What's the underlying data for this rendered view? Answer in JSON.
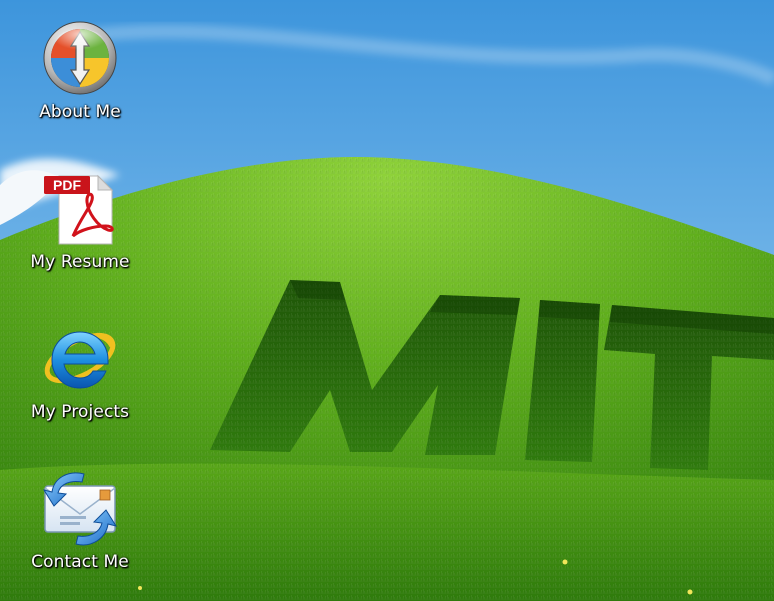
{
  "desktop": {
    "wallpaper": {
      "text": "MIT",
      "sky_color": "#4a9fe0",
      "grass_color": "#3f8f12"
    },
    "icons": [
      {
        "label": "About Me",
        "icon": "windows-orb-icon"
      },
      {
        "label": "My Resume",
        "icon": "pdf-document-icon"
      },
      {
        "label": "My Projects",
        "icon": "internet-explorer-icon"
      },
      {
        "label": "Contact Me",
        "icon": "email-exchange-icon"
      }
    ]
  }
}
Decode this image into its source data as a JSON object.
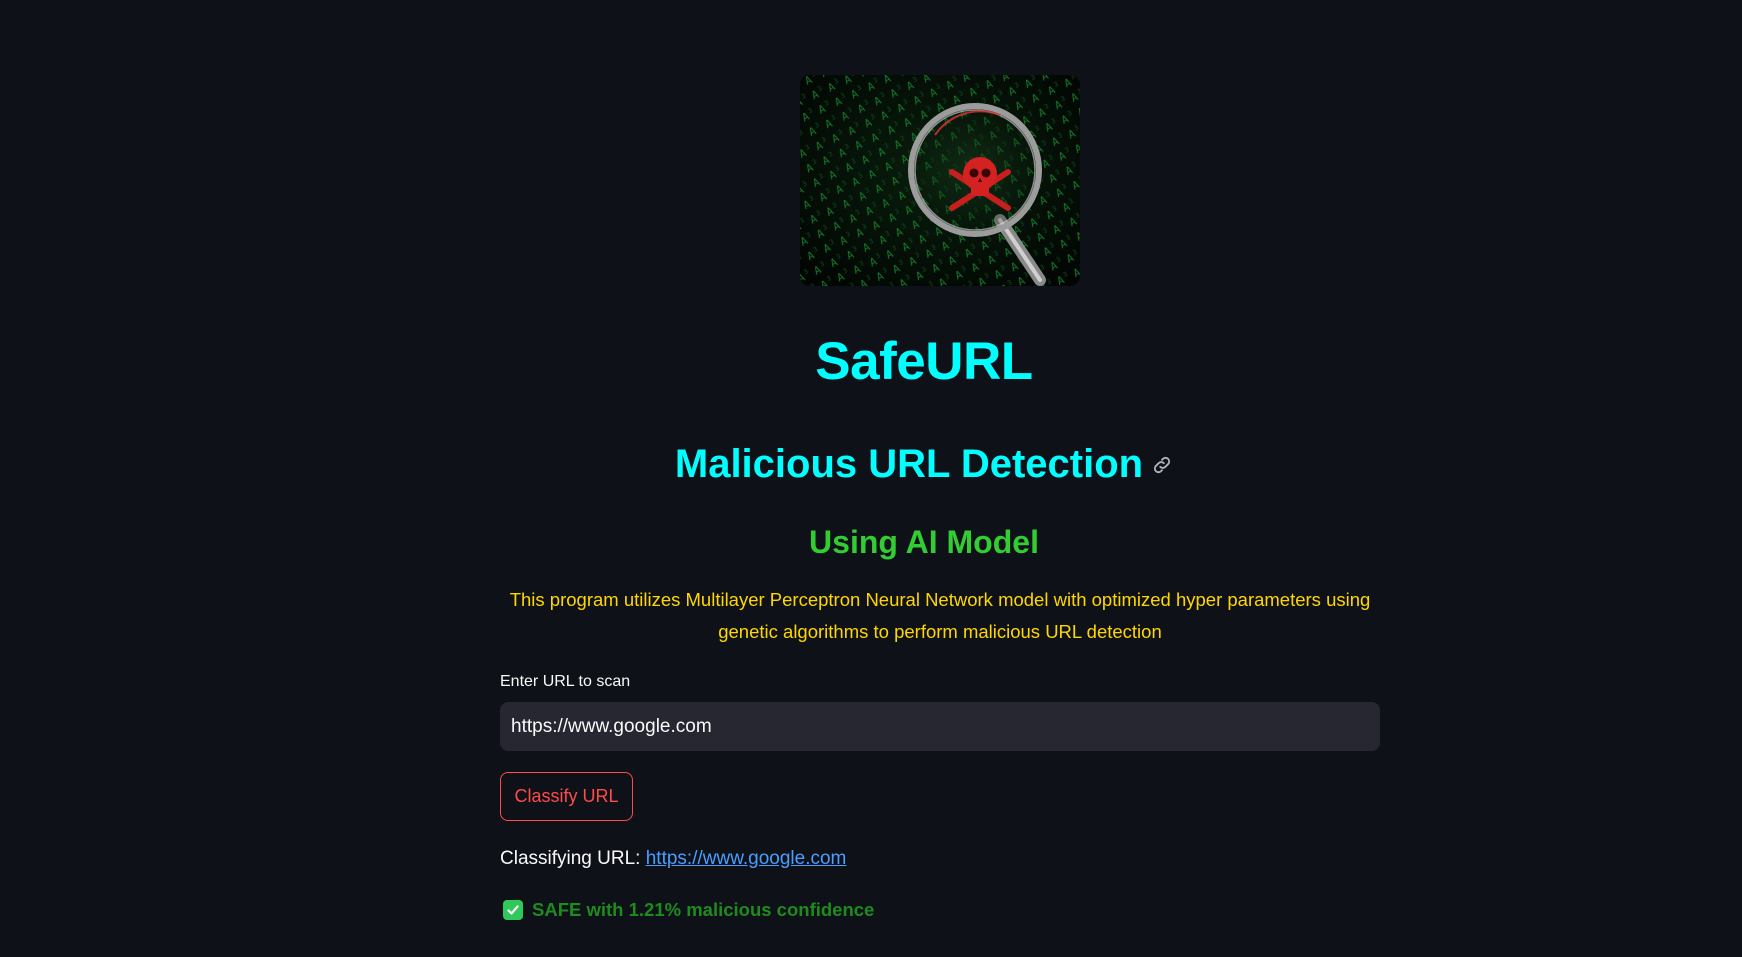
{
  "app": {
    "title": "SafeURL",
    "subtitle": "Malicious URL Detection",
    "tagline": "Using AI Model",
    "description": "This program utilizes Multilayer Perceptron Neural Network model with optimized hyper parameters using genetic algorithms to perform malicious URL detection"
  },
  "hero_image": {
    "icon": "magnifier-skull-icon",
    "alt": "magnifying glass over code with skull"
  },
  "form": {
    "label": "Enter URL to scan",
    "url_value": "https://www.google.com",
    "button_label": "Classify URL"
  },
  "status": {
    "classifying_prefix": "Classifying URL:",
    "classifying_url": "https://www.google.com",
    "result_text": "SAFE with 1.21% malicious confidence",
    "result_icon": "check-icon"
  },
  "colors": {
    "background": "#0e1117",
    "title": "#00ffff",
    "tagline": "#32cd32",
    "description": "#ffd700",
    "button_accent": "#ff4b4b",
    "link": "#4a9eff",
    "safe": "#1e8b1e"
  }
}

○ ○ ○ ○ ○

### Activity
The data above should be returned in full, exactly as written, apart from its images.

### Expected output
What's the underlying data for this rendered view? Answer in JSON.
{
  "desktop": {
    "wallpaper": {
      "text": "MIT",
      "sky_color": "#4a9fe0",
      "grass_color": "#3f8f12"
    },
    "icons": [
      {
        "label": "About Me",
        "icon": "windows-orb-icon"
      },
      {
        "label": "My Resume",
        "icon": "pdf-document-icon"
      },
      {
        "label": "My Projects",
        "icon": "internet-explorer-icon"
      },
      {
        "label": "Contact Me",
        "icon": "email-exchange-icon"
      }
    ]
  }
}
Decode this image into its source data as a JSON object.
{
  "app": {
    "title": "SafeURL",
    "subtitle": "Malicious URL Detection",
    "tagline": "Using AI Model",
    "description": "This program utilizes Multilayer Perceptron Neural Network model with optimized hyper parameters using genetic algorithms to perform malicious URL detection"
  },
  "hero_image": {
    "icon": "magnifier-skull-icon",
    "alt": "magnifying glass over code with skull"
  },
  "form": {
    "label": "Enter URL to scan",
    "url_value": "https://www.google.com",
    "button_label": "Classify URL"
  },
  "status": {
    "classifying_prefix": "Classifying URL:",
    "classifying_url": "https://www.google.com",
    "result_text": "SAFE with 1.21% malicious confidence",
    "result_icon": "check-icon"
  },
  "colors": {
    "background": "#0e1117",
    "title": "#00ffff",
    "tagline": "#32cd32",
    "description": "#ffd700",
    "button_accent": "#ff4b4b",
    "link": "#4a9eff",
    "safe": "#1e8b1e"
  }
}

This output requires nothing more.